*** Block opens ***

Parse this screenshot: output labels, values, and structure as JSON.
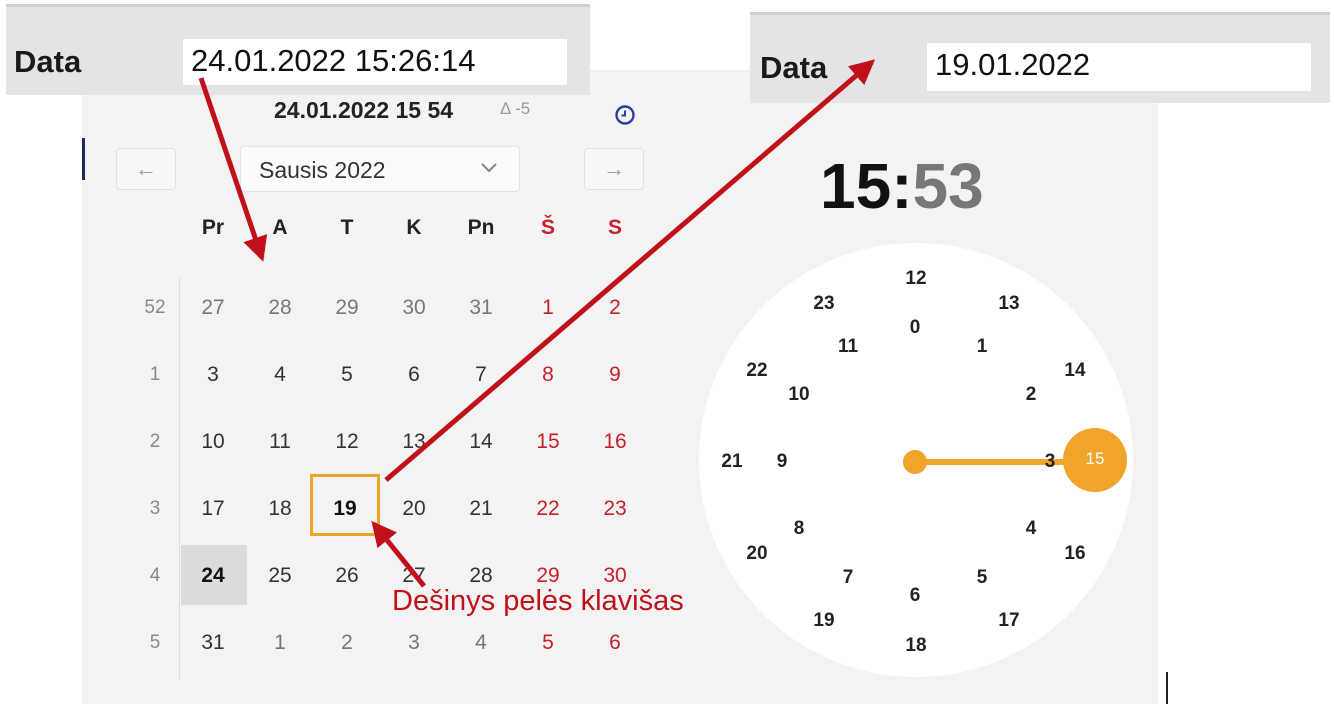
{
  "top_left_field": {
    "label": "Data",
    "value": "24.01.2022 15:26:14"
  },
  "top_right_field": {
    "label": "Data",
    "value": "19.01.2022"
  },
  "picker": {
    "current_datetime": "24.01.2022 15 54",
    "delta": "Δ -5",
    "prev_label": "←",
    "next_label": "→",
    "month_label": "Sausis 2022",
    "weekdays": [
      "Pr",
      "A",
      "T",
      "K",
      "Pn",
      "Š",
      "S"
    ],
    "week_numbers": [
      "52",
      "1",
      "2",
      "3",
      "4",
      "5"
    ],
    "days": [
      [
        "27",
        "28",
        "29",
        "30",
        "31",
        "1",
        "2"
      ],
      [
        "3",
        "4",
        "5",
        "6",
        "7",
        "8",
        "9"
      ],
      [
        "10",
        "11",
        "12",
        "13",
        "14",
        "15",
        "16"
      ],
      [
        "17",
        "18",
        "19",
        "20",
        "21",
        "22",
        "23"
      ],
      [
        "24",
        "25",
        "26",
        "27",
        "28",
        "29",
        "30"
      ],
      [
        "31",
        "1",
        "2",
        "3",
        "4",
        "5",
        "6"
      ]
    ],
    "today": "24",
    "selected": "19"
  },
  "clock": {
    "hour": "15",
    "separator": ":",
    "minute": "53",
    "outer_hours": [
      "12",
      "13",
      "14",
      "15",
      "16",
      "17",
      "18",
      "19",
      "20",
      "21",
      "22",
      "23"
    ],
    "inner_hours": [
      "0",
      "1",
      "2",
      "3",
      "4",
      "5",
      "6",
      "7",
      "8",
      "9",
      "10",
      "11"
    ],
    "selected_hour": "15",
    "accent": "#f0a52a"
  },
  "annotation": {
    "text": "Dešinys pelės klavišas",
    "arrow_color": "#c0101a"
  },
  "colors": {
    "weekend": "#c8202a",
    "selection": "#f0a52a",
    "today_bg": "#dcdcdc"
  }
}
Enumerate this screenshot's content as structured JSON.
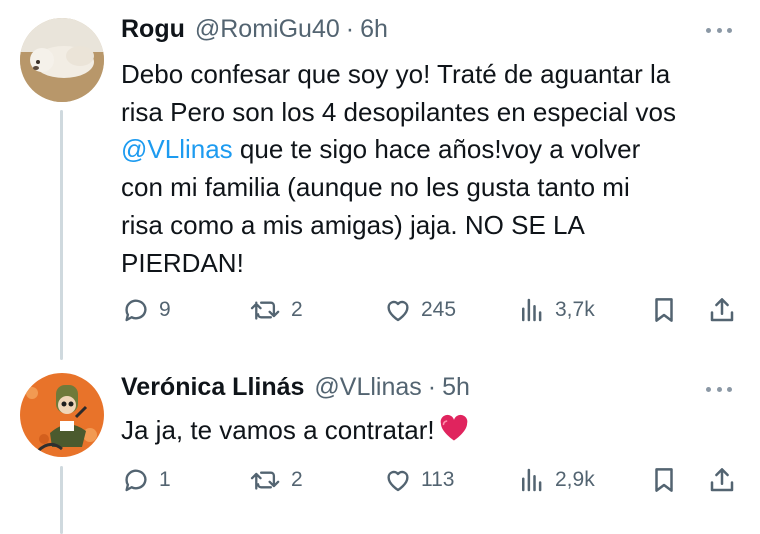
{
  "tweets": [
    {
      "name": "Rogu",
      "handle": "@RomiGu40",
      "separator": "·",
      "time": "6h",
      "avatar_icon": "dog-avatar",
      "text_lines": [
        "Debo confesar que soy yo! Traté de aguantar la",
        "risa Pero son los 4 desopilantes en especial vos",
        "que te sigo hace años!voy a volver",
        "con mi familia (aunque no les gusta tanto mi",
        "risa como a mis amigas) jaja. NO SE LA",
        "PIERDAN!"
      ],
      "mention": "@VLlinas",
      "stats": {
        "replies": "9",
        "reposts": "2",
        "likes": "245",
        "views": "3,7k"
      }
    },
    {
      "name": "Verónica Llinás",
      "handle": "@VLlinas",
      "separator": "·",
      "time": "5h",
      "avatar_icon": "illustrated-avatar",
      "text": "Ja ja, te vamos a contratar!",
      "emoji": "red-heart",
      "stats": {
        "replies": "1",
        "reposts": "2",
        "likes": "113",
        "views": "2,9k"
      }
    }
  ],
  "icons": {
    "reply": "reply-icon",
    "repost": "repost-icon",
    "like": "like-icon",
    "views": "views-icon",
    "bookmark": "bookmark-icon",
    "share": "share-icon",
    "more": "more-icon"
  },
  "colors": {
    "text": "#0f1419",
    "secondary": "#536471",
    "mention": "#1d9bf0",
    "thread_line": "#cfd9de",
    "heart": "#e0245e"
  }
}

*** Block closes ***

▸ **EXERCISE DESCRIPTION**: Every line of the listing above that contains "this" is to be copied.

▸ **YOUR SOLUTION**:
Parse this screenshot: output labels, values, and structure as JSON.
Enumerate this screenshot's content as structured JSON.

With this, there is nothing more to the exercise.